THERESA; NOT A SAINT NOR A TOTAL SINNER.

The manner of a Prime Ministerial exit outside of the electoral process usually attracts a wave of sympathy from those who have previously hurled the most ferocious brickbats. Think a tearful Mrs T getting into her car. Think Gordon Brown with the wife and weans in tow walking along Downing Street. And today, an emotional farewell address from the woman so often accused of having the emotional intelligence of the average robot.  Maybot as Mother Courage was a whole new look. Maybot resplendent in pink and what looked like freshly tinted hair.

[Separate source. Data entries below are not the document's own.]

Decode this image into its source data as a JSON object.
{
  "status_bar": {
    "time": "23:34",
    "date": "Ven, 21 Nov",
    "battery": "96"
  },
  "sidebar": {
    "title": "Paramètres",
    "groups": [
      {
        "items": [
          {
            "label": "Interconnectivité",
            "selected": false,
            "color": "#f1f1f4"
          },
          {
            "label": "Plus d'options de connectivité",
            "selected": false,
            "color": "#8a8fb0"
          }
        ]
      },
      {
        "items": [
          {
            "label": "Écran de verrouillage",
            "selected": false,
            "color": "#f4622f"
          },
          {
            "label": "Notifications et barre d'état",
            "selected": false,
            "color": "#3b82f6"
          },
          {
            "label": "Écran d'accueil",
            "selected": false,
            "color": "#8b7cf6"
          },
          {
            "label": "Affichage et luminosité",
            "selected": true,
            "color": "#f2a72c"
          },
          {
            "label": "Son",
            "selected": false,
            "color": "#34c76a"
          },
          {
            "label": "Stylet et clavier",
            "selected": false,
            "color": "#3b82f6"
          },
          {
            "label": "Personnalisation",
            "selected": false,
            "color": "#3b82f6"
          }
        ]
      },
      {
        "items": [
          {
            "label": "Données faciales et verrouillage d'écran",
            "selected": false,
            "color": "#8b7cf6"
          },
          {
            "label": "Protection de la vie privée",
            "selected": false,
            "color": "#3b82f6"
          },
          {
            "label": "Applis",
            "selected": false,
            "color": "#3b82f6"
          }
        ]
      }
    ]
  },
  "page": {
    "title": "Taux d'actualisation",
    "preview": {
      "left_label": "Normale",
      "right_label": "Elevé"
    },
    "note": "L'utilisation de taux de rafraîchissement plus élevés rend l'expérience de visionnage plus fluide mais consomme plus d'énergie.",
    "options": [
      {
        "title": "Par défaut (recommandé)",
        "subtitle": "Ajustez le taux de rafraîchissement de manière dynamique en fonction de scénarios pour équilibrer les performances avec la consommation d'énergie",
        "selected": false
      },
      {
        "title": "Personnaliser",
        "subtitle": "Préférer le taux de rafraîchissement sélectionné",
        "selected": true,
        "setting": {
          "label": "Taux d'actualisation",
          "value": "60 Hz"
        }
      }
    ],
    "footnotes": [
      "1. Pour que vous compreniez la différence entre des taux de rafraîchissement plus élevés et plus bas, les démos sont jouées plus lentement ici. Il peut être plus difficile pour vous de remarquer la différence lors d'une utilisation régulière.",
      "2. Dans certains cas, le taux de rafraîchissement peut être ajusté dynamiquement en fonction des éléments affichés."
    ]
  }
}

The speech itself made a bold attempt to list her domestic achievements and ambitions outwith the disastrous Brexit bourach, listing areas like equality and domestic abuse where she said she had been able to make a difference.  Well up to a point Lady Copper. When she said the UK ought to offer a level playing field to everyone regardless of colour or origin there was a certain amount of selective amnesia in play. Amnesia about a long stay in the Home Office which even today is accused of casually deporting the wrong people for the wrong reasons thanks to a chaotic "system" of record keeping.

Amnesia about pledging that same department would run a hostile environment for illegal migration,  inculcating, a culture of suspicion and hostility which the Brexit vote then exacerbated.  And, having quoted the Kinder Transport humanitarian Nicholas Winton, forgetting that far from sheltering children of a contemporary conflict with similar compassion  to his, her government set its face against letting children from war zones come here to safety even where they had relatives already settled.  That hard line, reprised in Calais,  showed that Theresa hardly shared the saintly qualities attributed to her namesake.

Friend and foe alike reported that the problem dealing with Mrs May wasn't that she didn't listen so much as she didn't hear. She let people set out their stall and then proceeded along her pre-determined way.  She certainly didn't listen to Scottish ministers who pointed out that following the democratic will of the people meant very different things north of Carlisle. And she conducted her various sojourns into EU negotiations without allowing any meaningful consultation with or intervention from the other members of the so called "precious union."

On the credit side nobody was prepared to gainsay her credentials as a hard working, dutiful public servant fully committed to putting in the hours. Nobody could argue with her ability to absorb all manner of personal abuse and criticism from within her own ranks and still stand unrepentant at the dispatch box.The problem is that working hard to dig yourself further into the ditch creates rather more problems than it solves.

Mrs May however lacked some qualities which serve successful leaders well; an ability to be self aware and acknowledge weaknesses as well as strengths, a modicum of personal charisma in both social and professional settings, and a sense of humour which can both deflect antagonism and skewer opponents.  She would have made a redoubtable president of the Womens Rural Institutes, belting out Jerusalem with undisguised passion.  But she proved better at getting into a jam, than making some.

And so to a messy succession at a time when every sinew ought to be bent to sorting out Brexit. Instead Westminster is off on its hols (again) and the Tory party's sights are firmly fixed on its own navel.  So on to yet another Prime Minister who takes office without troubling to seek a personal mandate from the electorate.  The chance for an independent Scottish nation state in Europe can't come soon enough.